THURSDAY, June 15, 2017 (HealthDay News) -- A simple-to-use nomogram can predict five-, 10-, and 15-year survival among adults undergoing coronary artery calcium scoring (CACS), according to a study published online June 14 in JACC: Cardiovascular Imaging.

Bríain Ó Hartaigh, Ph.D., from the Dalio Institute of Cardiovascular Imaging in New York City, and colleagues developed and validated a simple-to-use nomogram for prediction of survival among asymptomatic adults undergoing CACS. The nomogram was developed in 9,715 individuals undergoing CACS and included age, sex, smoking, hypertension, dyslipidemia, diabetes, family history of coronary artery disease, and CACS. A prognostic index (PI) was developed, summing the number of risk points corresponding to weighted covariates. The nomogram was validated in a separate cohort of 7,824 adults undergoing CACS.

The researchers found that during median follow-up of 14.6 and 9.4 years, there were 936 and 294 deaths in the derivation and validation sets, respectively. The model effectively predicted the probability of five-, 10-, and 15-year survival. In the derivation and validation sets, the PI displayed high discrimination (C-index, 0.74 and 0.76, respectively). In each dataset, the predicted and actual estimates of survival according to PI quartiles were similar.

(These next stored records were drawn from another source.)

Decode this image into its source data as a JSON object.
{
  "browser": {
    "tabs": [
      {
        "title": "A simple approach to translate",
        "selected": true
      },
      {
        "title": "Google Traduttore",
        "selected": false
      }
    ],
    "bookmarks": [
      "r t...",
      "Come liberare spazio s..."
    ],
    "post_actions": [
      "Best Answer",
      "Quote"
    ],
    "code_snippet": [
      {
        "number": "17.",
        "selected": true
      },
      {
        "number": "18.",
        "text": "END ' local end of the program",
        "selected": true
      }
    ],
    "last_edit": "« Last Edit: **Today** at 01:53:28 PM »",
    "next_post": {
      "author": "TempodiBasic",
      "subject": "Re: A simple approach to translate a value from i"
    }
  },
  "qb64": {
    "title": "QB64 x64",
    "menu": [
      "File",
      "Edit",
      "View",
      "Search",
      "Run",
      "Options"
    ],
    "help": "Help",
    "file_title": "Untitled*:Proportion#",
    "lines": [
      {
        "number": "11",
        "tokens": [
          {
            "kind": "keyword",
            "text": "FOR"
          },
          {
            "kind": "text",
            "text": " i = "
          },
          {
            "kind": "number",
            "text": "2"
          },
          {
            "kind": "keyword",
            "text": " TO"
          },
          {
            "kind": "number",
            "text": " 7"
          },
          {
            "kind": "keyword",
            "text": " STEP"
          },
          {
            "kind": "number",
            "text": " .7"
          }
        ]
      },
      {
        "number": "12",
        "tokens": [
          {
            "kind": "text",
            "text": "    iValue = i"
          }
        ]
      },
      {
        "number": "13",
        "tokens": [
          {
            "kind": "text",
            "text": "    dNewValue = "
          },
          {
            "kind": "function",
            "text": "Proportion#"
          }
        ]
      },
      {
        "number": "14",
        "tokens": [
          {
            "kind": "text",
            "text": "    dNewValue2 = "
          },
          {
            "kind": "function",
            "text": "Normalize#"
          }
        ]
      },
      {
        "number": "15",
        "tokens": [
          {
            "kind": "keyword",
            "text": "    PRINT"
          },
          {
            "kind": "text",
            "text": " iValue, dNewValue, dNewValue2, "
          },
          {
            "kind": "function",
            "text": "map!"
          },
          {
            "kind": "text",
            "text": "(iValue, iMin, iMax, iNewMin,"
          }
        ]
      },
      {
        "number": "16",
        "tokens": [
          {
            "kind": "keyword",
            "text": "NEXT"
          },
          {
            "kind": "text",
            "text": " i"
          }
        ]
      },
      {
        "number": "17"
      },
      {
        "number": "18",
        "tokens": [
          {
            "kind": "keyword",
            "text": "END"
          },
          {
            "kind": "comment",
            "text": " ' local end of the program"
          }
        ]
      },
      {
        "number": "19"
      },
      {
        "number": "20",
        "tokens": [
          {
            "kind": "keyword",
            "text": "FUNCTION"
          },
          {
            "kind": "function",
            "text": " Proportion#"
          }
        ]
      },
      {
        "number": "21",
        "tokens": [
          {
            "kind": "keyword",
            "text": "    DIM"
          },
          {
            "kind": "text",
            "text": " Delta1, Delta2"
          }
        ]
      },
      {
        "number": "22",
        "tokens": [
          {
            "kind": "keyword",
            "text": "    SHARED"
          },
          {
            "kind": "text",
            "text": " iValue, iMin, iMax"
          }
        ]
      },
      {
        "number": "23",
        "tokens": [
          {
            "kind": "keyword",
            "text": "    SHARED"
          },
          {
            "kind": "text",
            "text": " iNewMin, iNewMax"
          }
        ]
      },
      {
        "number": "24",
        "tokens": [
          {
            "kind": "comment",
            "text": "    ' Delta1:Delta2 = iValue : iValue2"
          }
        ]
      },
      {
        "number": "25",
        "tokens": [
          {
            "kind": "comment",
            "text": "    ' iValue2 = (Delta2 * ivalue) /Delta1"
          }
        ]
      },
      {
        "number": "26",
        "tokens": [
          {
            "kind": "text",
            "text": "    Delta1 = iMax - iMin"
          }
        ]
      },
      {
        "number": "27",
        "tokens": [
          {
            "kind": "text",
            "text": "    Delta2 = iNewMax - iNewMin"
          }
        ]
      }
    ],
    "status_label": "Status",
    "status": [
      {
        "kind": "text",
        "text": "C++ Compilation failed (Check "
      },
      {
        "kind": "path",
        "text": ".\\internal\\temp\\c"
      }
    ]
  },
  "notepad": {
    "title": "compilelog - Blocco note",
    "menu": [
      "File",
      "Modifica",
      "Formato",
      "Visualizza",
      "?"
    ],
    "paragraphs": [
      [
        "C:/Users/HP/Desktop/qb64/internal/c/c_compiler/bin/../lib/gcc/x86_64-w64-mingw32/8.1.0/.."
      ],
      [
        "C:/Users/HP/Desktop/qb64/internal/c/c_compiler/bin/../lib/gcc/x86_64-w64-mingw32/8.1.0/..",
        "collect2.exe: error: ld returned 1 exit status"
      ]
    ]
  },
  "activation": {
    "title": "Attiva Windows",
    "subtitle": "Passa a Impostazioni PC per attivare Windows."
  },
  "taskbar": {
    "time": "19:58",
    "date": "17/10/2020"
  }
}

"A simple-to-use nomogram effectively predicts five-, 10- and 15-year survival for asymptomatic adults undergoing screening for cardiac risk factors," the authors write. "This nomogram may be considered for use in clinical care."

One author disclosed financial ties to the biopharmaceutical and health care industries.

Abstract/Full Text (subscription or payment may be required)
Editorial (subscription or payment may be required)


Previous: Novel Retinal Lesion Seen in Some Ebola Survivors Next: Concentrated Broccoli Sprout Extract May Help Fight T2DM

Reader comments on this article are listed below. Review our comments policy.


Submit your opinion: